HBO Max is another addition to the quickly growing list of new(ish) streaming services that will be available within the next year or so. It seems that nearly every network out there on standard cable is either marketing their own service, working on partnering with another service, or trying to get their own platform off the ground. But why should you care about HBO Max?
For many people, HBO NOW, which costs the same as Max at $14.99/month USD, is enough to accompany Netflix and Hulu, and maybe one or two more streaming services. So how can you switch, and if you don’t have HBO at all, why would you get this one? Well, let’s break it down.
- HBOGO: This is the service that allows you to login on-demand or online in some manner if you pay for HBO as a part of your dish or cable service.
- HBO NOW: This is the service that is standalone for $14.99/month, initially launched through Apple services but is not available on any internet platform.
- HBO Max: This is the service that is basically HBO NOW, but with exclusive content made just for Max. Same price, same content as NOW, but with a whole lot more original movies, documentaries, tv, etc.
Max launches next year in May, and if you have HBO NOW at present, you won’t be getting HBO Max. According to the FAQ for HBO Max, the way to get HBO Max for no additional charge, is to be a new subscriber, paying directly through the HBONOW.com website, as opposed to those who signed up with a third-party service, like Apple, when it first launched. Currently, I get HBONOW through payments made directly to Apple, and thus I would not be eligible for HBO Max unless I canceled my current service with Apple, and signed up directly through HBO and cut out the middle-man. Which I am probably going to do at some point.
HBO did state that this is just how things are set up for now, and the verbiage there sounds rather ambiguous, suggesting this could change at some point. The FAQ states that the upgrade is “not currently available to HBO subscribers that obtain their subscriptions through third-party providers that are authorized to distribute the HBO Now service”.

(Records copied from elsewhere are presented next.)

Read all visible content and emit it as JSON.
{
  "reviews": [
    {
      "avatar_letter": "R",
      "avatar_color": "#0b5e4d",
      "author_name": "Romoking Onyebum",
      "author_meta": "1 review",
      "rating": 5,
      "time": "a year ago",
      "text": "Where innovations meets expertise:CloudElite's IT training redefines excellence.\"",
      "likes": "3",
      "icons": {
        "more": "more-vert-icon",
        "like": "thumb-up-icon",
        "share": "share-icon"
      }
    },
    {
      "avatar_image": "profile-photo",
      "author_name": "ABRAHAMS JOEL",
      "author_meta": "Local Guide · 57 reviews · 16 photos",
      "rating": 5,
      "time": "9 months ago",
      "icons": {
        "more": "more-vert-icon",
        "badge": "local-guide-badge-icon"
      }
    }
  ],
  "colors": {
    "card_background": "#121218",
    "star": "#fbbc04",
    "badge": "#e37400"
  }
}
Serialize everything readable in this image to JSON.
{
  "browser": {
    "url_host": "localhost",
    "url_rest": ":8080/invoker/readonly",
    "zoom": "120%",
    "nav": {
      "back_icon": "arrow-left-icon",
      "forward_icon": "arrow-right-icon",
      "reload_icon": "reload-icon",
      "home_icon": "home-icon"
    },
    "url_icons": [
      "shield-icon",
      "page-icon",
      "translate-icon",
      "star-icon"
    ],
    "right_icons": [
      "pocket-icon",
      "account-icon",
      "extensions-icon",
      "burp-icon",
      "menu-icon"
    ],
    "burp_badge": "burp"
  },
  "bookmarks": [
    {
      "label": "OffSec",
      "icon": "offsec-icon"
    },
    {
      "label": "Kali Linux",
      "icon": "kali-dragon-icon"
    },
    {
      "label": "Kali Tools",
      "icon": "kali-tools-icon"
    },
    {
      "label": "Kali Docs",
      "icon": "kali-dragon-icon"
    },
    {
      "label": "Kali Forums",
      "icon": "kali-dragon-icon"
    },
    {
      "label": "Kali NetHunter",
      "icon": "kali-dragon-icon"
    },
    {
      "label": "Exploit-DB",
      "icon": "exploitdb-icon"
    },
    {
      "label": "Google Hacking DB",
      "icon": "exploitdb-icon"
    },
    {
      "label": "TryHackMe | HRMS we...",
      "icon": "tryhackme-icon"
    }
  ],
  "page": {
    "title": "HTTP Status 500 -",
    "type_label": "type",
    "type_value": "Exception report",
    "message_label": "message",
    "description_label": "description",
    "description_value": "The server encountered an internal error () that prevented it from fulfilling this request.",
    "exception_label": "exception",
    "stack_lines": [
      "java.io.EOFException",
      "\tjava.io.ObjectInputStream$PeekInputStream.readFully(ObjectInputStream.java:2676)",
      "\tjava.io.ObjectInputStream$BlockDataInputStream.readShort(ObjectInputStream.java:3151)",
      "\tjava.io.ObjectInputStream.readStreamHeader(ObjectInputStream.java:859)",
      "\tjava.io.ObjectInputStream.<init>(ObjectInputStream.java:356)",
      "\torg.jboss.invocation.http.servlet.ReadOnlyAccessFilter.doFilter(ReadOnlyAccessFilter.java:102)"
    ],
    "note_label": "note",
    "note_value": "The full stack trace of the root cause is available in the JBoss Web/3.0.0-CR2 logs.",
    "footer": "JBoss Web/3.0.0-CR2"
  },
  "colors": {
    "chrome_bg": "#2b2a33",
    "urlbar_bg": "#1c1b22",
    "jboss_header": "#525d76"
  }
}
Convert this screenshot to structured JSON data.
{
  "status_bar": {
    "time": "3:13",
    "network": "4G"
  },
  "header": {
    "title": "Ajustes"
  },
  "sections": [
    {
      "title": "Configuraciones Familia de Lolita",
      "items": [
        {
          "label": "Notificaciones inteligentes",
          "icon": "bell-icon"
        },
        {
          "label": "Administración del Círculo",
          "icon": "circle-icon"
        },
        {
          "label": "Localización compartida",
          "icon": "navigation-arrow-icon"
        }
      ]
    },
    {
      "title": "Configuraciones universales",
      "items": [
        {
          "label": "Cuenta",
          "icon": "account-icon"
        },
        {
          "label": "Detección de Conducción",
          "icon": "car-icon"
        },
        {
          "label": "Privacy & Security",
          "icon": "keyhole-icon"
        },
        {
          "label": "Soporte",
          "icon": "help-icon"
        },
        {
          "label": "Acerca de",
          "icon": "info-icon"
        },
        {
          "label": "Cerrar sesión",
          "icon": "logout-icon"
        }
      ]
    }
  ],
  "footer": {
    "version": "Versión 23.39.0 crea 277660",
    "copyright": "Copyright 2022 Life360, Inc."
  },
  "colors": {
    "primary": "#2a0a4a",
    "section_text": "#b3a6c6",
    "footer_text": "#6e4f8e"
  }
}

Other customers are eligible for HBO Max at no extra charge, such as those who pay for AT&T’s U-Verse. Check out the FAQ for complete details on what subscribers and services meet the necessary eligibility.
As for the exclusive originals content (unlike Game of Thrones, which is on HBO but can be watched on other streaming platforms like Hulu with the HBO add-on), expect to see shows and films that are only available on HBO Max and nowhere else, such as the recently reported Green Lantern series by Greg Berlanti.
In addition to exclusive original content, South Park is joining HBO Max and will be exclusive to the service, meaning it will no longer be available on Hulu. Additionally, Rick and Morty is reportedly coming to HBO Max, but it will not be an exclusive and will remain on Hulu.
If you have HBO Now through Apple or any other third-part vendor authorized to sell you HBO, you might as well cancel it and sign-up again through HBONOW.com. This will give you Max when it goes live at no extra charge. For those on the fence about HBO? Either sign-up and enjoy what you want now for the same price as Max when it launches in just over six months, or wait. It’s the same price either way.